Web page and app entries
--- START ---

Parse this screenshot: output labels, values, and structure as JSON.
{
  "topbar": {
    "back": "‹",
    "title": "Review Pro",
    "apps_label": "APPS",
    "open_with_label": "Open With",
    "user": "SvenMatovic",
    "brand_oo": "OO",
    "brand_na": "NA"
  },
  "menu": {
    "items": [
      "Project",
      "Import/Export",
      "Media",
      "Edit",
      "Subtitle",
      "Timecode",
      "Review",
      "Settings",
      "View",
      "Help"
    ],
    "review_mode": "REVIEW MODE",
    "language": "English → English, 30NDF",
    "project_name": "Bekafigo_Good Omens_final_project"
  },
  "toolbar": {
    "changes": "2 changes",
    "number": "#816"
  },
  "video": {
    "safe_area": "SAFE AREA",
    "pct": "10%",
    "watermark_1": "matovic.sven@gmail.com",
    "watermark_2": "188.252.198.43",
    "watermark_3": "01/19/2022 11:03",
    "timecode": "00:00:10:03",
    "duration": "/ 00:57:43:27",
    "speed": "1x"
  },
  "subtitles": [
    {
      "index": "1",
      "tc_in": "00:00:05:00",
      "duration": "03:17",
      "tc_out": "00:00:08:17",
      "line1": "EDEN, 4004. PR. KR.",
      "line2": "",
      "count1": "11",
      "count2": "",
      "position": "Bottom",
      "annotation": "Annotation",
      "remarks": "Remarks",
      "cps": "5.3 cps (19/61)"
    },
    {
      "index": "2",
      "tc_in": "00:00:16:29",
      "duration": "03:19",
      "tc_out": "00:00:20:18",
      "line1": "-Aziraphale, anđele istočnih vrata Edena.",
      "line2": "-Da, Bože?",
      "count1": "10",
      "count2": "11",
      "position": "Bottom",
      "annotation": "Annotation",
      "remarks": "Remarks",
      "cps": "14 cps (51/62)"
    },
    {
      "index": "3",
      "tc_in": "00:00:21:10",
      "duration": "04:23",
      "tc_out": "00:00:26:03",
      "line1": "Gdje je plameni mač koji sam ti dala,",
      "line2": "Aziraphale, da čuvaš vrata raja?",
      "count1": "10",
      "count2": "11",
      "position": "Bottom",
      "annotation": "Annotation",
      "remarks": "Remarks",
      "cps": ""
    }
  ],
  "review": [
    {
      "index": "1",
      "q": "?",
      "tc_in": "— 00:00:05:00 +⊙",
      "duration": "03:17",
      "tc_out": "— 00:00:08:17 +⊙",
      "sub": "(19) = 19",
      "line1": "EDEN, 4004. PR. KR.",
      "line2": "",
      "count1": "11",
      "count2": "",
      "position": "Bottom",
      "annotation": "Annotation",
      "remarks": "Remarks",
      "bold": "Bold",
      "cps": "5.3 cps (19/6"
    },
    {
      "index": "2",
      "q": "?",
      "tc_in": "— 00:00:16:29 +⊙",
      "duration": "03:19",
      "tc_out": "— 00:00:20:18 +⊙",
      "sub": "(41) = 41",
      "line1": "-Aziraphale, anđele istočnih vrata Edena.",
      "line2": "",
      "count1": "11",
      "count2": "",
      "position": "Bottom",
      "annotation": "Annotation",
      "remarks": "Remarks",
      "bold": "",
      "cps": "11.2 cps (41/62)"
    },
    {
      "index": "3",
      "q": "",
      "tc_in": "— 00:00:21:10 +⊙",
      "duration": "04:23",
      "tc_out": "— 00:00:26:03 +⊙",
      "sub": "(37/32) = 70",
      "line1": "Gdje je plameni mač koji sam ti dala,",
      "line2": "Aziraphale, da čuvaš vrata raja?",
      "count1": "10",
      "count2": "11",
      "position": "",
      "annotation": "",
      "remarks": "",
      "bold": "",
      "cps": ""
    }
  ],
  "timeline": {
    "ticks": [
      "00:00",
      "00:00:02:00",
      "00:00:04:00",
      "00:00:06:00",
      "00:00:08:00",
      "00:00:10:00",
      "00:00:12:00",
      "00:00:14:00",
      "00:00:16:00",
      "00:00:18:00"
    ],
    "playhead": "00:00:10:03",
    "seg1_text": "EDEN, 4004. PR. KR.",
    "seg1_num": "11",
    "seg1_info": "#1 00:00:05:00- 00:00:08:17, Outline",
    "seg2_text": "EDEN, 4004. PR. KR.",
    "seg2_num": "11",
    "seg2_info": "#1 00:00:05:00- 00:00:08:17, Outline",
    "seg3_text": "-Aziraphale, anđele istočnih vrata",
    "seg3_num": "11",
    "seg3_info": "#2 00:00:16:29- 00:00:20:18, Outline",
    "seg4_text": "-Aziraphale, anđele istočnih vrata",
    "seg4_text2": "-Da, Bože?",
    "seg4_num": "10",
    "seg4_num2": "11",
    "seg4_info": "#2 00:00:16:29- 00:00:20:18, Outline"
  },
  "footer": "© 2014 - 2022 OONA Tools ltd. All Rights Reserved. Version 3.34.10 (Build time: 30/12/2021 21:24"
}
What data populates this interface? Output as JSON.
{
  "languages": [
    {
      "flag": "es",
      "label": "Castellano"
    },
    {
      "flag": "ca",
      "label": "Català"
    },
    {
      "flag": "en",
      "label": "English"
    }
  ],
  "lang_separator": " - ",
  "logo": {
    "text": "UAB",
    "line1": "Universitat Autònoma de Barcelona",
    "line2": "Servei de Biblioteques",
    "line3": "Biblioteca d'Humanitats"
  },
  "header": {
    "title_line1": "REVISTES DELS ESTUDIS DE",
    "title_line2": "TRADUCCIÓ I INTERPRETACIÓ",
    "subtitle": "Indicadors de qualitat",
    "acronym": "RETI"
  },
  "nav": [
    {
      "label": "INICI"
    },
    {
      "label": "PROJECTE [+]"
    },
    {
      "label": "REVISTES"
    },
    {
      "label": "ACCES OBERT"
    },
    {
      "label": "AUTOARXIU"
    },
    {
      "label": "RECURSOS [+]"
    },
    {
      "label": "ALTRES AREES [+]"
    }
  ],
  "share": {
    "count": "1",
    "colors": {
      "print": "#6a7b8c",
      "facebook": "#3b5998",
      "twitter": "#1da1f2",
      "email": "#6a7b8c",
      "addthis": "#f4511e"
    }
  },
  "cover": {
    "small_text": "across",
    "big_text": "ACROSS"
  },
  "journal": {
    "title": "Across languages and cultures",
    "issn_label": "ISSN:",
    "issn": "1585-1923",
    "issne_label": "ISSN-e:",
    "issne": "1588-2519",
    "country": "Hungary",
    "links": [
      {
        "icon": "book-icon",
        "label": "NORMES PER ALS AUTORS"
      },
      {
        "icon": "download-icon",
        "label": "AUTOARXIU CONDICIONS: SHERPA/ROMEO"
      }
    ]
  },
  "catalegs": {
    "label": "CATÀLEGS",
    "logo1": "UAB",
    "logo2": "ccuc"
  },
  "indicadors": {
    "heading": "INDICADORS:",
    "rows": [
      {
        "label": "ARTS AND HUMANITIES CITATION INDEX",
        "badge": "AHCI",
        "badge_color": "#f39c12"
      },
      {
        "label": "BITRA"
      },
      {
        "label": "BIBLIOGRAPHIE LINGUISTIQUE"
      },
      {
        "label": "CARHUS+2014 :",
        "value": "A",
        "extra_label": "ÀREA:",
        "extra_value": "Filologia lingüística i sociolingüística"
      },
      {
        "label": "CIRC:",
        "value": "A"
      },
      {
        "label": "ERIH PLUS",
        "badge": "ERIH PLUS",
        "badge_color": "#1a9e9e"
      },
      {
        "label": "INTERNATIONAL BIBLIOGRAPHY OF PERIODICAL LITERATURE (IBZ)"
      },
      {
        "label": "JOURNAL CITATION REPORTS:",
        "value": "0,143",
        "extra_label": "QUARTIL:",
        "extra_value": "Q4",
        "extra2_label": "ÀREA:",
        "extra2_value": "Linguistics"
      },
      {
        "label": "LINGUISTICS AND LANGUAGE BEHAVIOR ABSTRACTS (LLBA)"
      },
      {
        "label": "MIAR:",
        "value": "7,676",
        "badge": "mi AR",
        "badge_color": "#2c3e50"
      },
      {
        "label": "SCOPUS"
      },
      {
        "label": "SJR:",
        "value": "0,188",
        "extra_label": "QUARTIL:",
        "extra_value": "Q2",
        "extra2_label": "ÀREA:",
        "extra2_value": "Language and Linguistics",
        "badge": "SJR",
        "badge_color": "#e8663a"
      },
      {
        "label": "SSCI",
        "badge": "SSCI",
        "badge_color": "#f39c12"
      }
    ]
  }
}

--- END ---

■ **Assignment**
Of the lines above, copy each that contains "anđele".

■ **Response for this exercise**
      "line1": "-Aziraphale, anđele istočnih vrata Edena.",
      "line1": "-Aziraphale, anđele istočnih vrata Edena.",
    "seg3_text": "-Aziraphale, anđele istočnih vrata",
    "seg4_text": "-Aziraphale, anđele istočnih vrata",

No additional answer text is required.